Marketing Automation and better, more affordable email marketing technologies will help exhibitors to finally conquer the age old problem of poor, no, and inconsistent lead follow-up and management. And just as it has in sports, more data from these better systems will allow exhibitors, designers and builders alike to be more effective targeting their follow-up marketing campaigns, close more deals than ever before and document them.
The Internet of Things (IoT): The key here for our industry is the connectivity and integration of business systems and equipment. Today, the average consumer uses 20 interconnected devices (M2M) – today! That number is projected to double or triple in the next five years. For business it means CRMs integrated with logistics and asset tracking; RFID and NFC systems that drive customer data to lead capture, management, marketing automation programs and mobile devices.
Gordon:  Mike, content marketing is a big topic and challenge for a lot of exhibitors, exhibit builders and service providers. Can you offer any advice to help everyone develop and deliver more quality content on a consistent and continual basis?  
Mike:     As promising as marketing automation was (and still is) when Eloqua first debut their lead generation and demand management platform in 1999; I immediately saw the biggest hurdle for their clients would be how to develop the volume of content needed to fuel their automated follow-up and campaigns. That is still the case today. Fortunately, there is a lot of content available for savvy companies and organizations both in-house, and from the field. Much of it is either free, or easily mined.
Going back to my comments about video and live streaming – many industry associations live stream their annual conference keynotes and education programs now, and it is relevant content for your customers too. Associations will often allow companies to sponsor live streams, and/or, rebroadcast this content via the sponsor’s website. And your email marketing and marketing automation campaigns can direct your customers to your website to view this content.
If your association does not live stream their conference, make an offer to sponsor part or all of the expense, and ask for first-rights to simulcast and rebroadcast. In this way they produce all of the content, and you just repurpose and broadcast it via your site.

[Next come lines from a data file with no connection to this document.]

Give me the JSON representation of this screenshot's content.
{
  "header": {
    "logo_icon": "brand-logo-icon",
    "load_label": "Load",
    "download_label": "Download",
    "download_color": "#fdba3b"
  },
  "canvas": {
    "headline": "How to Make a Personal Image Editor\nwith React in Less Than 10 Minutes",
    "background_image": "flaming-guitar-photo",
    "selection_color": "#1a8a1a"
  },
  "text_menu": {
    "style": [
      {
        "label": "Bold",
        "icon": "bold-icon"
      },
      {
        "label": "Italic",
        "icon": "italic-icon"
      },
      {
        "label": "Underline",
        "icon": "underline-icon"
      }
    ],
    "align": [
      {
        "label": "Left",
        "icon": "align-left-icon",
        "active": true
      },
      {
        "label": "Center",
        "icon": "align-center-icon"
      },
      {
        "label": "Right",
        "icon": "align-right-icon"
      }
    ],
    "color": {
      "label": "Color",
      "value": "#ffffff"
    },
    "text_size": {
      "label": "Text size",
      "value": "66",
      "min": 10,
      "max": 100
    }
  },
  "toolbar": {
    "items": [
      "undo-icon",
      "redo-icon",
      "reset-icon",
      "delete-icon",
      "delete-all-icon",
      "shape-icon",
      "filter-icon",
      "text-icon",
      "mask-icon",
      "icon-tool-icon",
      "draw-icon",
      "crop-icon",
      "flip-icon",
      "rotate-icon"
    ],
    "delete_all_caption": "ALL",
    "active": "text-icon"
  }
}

For designers and builders, videoing the debut of your client’s new exhibit in your shop, or better yet at their industry trade show is a great way to capture engaging content (i.e. 10x more) that already exists. And you don’t have to broadcast it all at once. It can be parceled into multiple links and offered in two or more email campaigns.

There are a dozen more ways to find and repurpose existing content for marketing and lead follow-up campaigns.
You can ask your favorite IT, marketing manager, agency or consultant for ideas.

Gordon:  Mike, you touched on CRM and lead gen a little; given the bottom line importance of sales revenue from trade show leads, can you give our audience some advice on what to expect in there in near future?  
Mike:       After presenting an industry seminar on marketing automation a couple years ago, I recall a CEO coming up afterward and telling me: “I still have 250 leads sitting on my desk from the Exhibitor Show we did over a month ago. I get what you said; we need help!”

For most exhibitors lead gen at trade shows is not their big problem. It is the lack of follow-up, inconsistency, not closing on the leads, and not being able to document what is eventually closed, dead, or still alive.

PRE-show preparation for your follow-up campaign and tracking the response to it are crucial. The good news is once you do it one time, it can be easy to repeat show after show. A good CRM, email marketing or marketing automation program are essential to execute, manage and track this.

Keep in mind that there is often more business from your leads in the 12 to 24 months AFTER the show, as there is in the first twelve months. However, if your sales team does not do a good job of follow-up for 24 months, most of that business will go to your competition.

So you want to create a 24-month email campaign. But you do NOT need to send emails out to them every month. How about every quarter, or even 6 months? That’s probably 3x more than you’re following up now. Whatever your schedule, just be consistent and execute it without fail. You will be pleasantly surprised at the results if you do.

Gordon, do you think these ideas might help your audience?
Gordon:    Yes I do. What if some of them have questions or want more detail?  


Mike:       They are welcome to email or call me. I would be glad to answer their questions and help. My email is And my phone number is 240-03-6044